Data provided:

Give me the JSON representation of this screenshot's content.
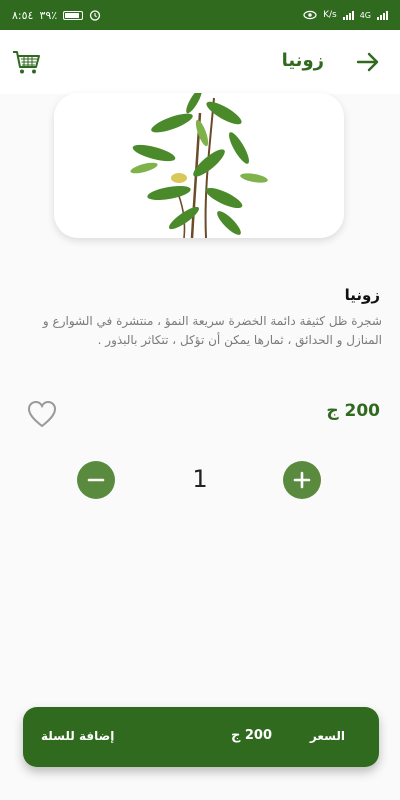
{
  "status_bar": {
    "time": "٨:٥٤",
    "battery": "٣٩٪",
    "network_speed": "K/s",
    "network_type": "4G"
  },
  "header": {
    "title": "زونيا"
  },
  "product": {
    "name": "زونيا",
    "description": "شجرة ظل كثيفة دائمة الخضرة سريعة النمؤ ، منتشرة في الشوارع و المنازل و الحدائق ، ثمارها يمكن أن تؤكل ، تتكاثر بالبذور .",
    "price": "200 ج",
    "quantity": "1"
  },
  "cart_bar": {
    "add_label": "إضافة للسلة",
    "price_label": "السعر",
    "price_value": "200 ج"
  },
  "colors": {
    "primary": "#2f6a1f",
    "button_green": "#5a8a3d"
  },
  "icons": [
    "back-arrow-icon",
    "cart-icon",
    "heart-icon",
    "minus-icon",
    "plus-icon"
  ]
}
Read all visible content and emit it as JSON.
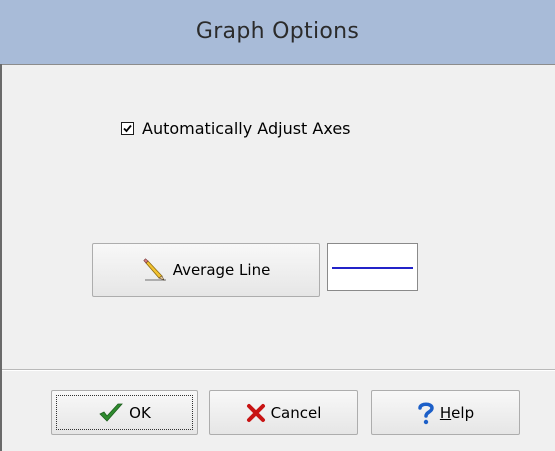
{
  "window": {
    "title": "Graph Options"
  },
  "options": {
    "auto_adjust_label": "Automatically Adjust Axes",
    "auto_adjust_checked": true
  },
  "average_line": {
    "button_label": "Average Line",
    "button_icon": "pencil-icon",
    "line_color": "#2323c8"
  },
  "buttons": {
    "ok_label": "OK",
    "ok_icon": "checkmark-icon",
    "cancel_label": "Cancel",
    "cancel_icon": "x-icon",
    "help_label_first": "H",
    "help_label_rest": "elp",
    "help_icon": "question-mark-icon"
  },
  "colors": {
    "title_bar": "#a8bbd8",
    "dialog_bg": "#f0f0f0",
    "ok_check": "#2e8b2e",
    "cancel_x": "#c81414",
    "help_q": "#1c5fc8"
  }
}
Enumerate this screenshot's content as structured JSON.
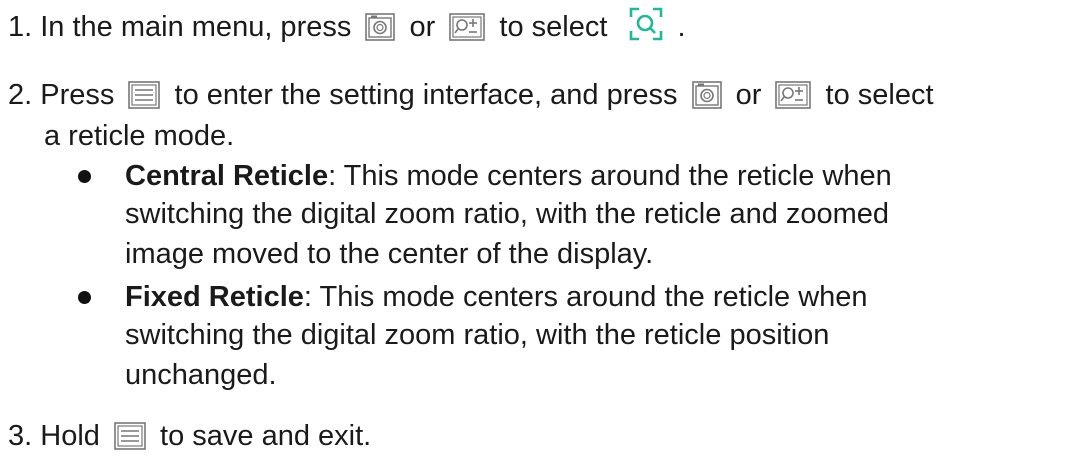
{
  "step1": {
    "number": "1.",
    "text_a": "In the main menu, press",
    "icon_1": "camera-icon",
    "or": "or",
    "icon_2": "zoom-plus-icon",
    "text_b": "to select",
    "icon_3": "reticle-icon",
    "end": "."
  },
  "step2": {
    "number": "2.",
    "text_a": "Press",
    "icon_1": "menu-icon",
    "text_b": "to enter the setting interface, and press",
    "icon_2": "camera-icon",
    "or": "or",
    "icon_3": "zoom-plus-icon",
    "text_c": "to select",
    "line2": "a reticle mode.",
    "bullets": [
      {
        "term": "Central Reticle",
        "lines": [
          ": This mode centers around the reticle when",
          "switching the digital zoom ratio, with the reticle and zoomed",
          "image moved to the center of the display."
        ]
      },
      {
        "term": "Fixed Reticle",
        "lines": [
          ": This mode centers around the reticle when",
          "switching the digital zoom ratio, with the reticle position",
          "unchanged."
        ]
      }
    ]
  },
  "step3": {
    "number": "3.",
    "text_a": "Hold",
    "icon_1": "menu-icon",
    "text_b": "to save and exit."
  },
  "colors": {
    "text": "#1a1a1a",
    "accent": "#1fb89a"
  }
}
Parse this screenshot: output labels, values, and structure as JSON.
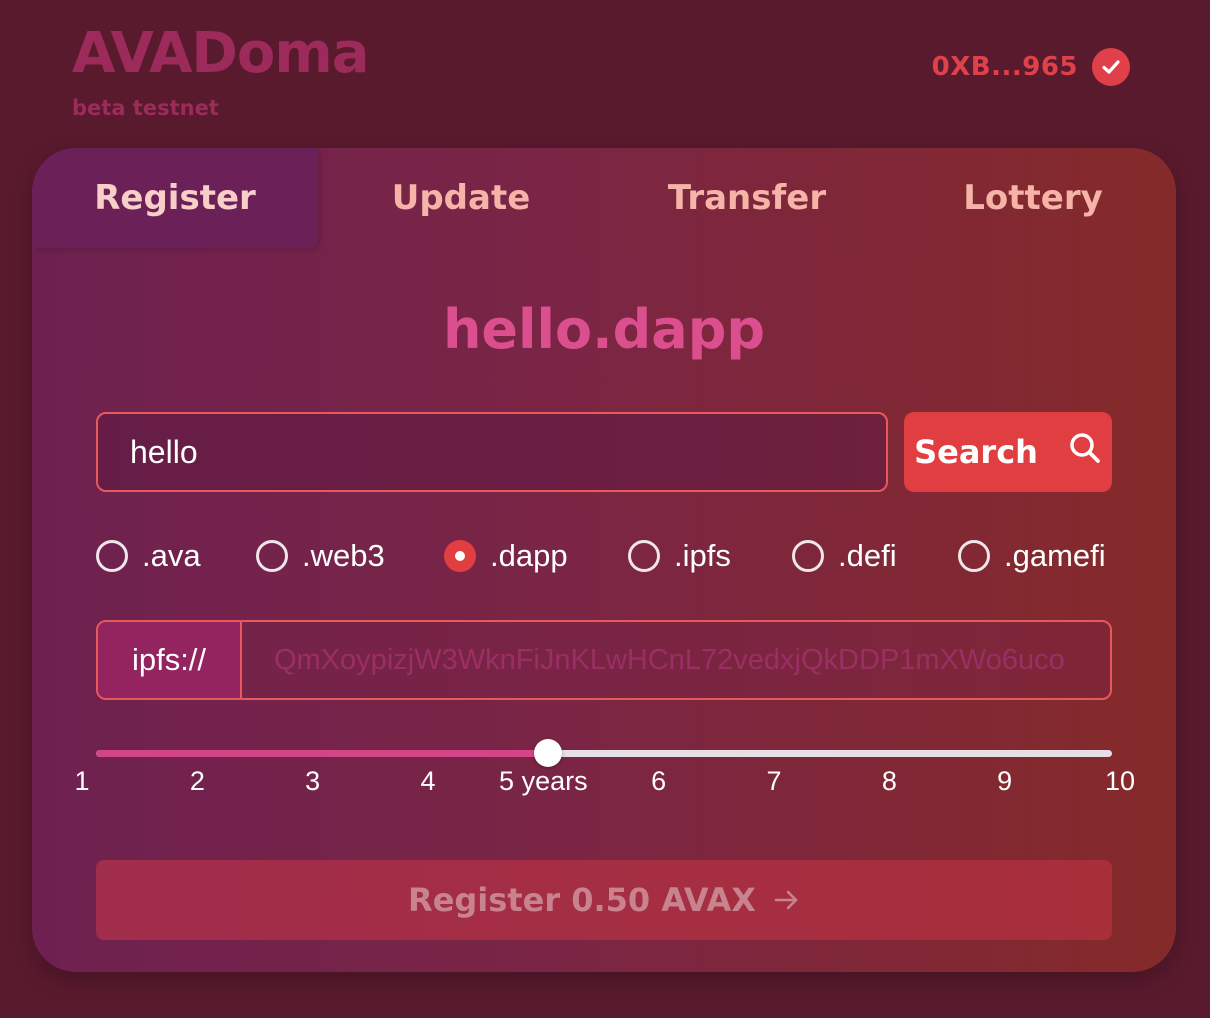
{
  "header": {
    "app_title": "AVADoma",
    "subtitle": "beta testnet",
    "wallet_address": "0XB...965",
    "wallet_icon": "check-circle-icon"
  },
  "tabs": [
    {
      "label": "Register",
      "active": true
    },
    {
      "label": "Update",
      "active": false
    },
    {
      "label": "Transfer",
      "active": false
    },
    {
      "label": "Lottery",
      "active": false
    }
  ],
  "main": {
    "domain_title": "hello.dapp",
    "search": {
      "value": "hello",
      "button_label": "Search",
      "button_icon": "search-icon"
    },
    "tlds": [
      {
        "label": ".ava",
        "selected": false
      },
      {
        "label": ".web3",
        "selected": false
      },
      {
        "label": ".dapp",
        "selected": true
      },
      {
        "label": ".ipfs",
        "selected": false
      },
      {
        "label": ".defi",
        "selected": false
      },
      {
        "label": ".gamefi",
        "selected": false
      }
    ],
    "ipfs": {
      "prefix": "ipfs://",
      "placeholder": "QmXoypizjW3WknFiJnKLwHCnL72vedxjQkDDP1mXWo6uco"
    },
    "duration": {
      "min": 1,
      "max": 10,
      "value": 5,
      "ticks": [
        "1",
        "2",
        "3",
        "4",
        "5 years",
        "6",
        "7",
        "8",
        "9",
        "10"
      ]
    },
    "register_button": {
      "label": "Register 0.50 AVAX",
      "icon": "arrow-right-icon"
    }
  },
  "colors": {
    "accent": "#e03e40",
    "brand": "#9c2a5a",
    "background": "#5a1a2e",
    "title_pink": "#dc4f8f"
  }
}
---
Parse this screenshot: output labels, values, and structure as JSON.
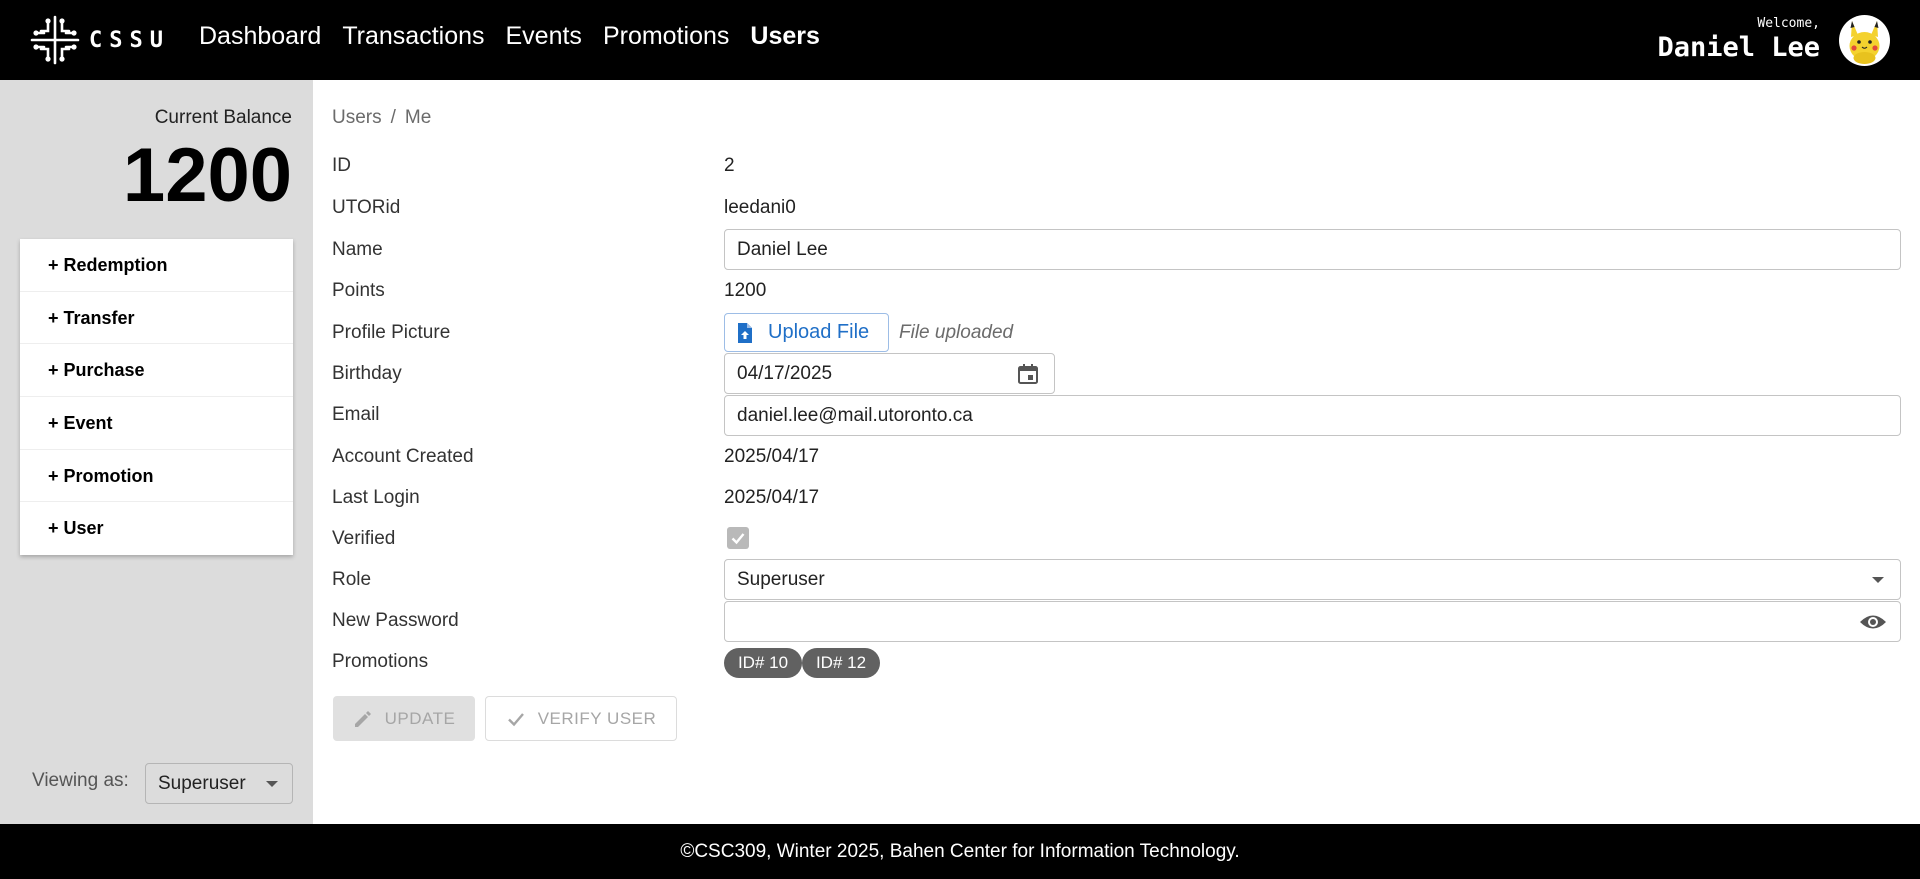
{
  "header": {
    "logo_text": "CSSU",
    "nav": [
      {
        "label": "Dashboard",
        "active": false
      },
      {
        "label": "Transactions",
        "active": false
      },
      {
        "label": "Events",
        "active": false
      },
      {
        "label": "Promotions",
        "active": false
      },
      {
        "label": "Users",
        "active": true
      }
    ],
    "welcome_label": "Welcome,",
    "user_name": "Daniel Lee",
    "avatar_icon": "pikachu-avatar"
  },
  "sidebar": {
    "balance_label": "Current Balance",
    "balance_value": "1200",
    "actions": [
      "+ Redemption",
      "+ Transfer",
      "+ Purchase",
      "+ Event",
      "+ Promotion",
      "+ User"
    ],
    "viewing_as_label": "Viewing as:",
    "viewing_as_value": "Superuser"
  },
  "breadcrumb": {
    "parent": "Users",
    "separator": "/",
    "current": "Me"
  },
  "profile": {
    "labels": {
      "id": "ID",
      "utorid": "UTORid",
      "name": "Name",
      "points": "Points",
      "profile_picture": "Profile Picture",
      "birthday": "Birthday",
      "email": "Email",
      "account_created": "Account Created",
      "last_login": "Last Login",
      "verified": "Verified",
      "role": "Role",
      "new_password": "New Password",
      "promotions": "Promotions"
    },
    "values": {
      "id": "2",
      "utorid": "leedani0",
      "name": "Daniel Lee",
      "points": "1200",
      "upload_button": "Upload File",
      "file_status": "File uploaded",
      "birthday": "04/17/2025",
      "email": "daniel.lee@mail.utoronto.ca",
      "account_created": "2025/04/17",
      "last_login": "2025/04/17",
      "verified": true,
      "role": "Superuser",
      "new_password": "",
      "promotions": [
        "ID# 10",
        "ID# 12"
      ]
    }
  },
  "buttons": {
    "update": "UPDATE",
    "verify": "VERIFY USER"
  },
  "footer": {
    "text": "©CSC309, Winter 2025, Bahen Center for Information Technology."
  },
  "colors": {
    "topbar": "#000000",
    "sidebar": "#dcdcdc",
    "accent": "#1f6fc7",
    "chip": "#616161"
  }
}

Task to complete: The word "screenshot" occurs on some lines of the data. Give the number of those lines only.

Completed exercise: 4